L: You can support me, that's good enough. And you have.
K: Do you have any questions for me, like what it's like to have a vagina? [Here I claimed not to get distracted by my vagina but then went on talking about vaginas for another paragraph.]
L: Do you know how to hide really dark hair when you have really pale skin?
K: No, it's a problem. I get random chin hair or moles and I get embarrassed. I don't know how to hide it. I just try not to have sex with people who would care. I also recently gave up shaving my legs because I was doing it to meet some beauty standard that men don't have to meet, so I said forget it. If somebody can't be bothered to love me with hairy legs, it's not even worth it.
L: I actually, when shaving my legs, have trouble with the back of ankles/Achilles tendon. Dry skin makes it skip.
K: It depends on where in the leg and how your bones meet your skin. I know a lot of women apply moisturizer out of the shower as the shower takes moisture out of your skin. Before and after for a better shave. I actually have the most trouble with a fresh razor. Most advice people will give you says the opposite is true, that you will cut yourself more with a dull razor. Your beauty regime has to be custom tailored to your needs, I guess. The flexible re-usable razors are generally better.
K: What did you look up when you first realized you were transgender?
L: I looked at clothing, local treatment options, surgeries, breast forms. I didn't know much before then about how a bra is sized and how things are cut and worn.

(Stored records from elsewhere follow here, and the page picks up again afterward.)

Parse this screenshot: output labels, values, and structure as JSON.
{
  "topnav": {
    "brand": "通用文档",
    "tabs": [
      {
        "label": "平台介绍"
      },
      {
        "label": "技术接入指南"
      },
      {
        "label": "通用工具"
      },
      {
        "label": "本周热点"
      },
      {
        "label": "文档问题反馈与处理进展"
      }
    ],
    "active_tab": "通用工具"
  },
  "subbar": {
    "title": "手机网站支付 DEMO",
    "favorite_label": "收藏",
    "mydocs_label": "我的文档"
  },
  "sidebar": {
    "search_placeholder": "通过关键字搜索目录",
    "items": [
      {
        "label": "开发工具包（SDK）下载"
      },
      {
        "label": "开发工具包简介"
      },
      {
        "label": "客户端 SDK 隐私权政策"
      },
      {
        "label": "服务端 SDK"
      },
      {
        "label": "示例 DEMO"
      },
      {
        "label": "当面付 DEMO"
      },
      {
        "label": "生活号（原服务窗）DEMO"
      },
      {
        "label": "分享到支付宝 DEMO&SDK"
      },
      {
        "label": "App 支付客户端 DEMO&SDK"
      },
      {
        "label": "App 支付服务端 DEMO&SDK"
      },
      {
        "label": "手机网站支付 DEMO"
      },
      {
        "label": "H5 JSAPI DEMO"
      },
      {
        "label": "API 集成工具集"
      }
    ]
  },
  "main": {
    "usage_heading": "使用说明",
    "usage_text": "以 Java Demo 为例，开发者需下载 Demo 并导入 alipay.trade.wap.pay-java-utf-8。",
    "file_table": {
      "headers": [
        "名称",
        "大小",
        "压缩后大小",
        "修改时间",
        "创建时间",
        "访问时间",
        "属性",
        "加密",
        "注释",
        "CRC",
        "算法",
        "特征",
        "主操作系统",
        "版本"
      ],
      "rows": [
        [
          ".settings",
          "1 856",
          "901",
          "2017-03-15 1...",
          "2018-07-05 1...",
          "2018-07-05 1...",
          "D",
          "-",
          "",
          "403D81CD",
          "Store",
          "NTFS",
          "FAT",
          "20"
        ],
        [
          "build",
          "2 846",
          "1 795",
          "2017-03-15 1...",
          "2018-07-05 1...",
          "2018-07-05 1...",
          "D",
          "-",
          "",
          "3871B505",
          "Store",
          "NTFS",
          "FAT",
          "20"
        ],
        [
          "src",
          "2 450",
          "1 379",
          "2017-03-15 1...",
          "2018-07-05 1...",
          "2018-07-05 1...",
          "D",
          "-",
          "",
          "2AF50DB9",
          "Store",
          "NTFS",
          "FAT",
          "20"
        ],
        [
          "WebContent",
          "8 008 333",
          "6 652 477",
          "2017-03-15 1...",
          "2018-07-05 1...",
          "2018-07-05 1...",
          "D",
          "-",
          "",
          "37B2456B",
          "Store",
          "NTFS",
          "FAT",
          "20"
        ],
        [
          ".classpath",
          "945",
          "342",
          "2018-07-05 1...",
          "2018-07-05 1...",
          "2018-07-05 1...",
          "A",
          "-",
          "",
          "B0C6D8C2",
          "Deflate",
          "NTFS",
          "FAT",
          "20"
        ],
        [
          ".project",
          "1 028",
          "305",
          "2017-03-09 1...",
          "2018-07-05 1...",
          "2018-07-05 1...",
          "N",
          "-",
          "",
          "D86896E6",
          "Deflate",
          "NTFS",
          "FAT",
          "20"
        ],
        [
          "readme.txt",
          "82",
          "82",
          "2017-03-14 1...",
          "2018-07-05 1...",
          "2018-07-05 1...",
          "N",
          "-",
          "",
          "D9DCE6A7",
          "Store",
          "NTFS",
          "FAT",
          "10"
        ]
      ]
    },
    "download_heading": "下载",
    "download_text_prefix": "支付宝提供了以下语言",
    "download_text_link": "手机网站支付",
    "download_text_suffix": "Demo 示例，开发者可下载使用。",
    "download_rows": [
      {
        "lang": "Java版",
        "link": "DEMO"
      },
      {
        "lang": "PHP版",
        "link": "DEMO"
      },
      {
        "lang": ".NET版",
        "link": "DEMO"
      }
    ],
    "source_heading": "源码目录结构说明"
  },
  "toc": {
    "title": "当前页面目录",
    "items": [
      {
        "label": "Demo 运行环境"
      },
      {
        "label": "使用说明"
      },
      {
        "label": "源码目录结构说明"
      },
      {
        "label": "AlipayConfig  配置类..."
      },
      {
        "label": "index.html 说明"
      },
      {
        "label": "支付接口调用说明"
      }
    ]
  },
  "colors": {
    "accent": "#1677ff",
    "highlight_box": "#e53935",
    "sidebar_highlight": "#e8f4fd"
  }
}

K: What are breast forms?
L: They are like prosthetic breasts. There are many options for filling out a bra. You can have a realistic bust for about $80.
K: That's affordable. You could get those.
L: Well, I could ask for them. But I need a straightening iron for Christmas already.
K: I would rather have tits between the two.
The thing I take away from our conversation, reading over the notes a month later, is that it's a lot harder to read about her fears for her safety than I thought it would be. Your depression affects your friendships more than your gender, I think—so, to my mind, that has always been her "real" problem, the thing that needs to get "fixed" first. Because how will our lives be different after she transitions? She might take longer changing into dry clothes after we get out of the hot-tub (one-pieces are so hard to get off), but probably we're still just going to sit around drinking Scotch and doing stupid thought experiments. If she were less depressed, maybe she'd have a job and she could be the one buying the Scotch!
But when I stopped and really considered that she's afraid attempting to become more herself might get her killed, it's a whole lot harder to be certain that I have any kind of insight into her inner workings. I'm depressed and I'm scared for her, too. Part of me wants to turn to Google, to be armed with the facts—to know her statistical odds of getting stabbed as she transitions—to smugly say, "The risks are overblown! This is what you can do to minimize your chances of getting hurt!" But the other part of me thinks that's just as irresponsible. She isn't the problem.
I wish I could fix the whole world first, so she could get the body she deserves without any dangers at all. I guess she does, too—and welcome back aboard the Depression Express.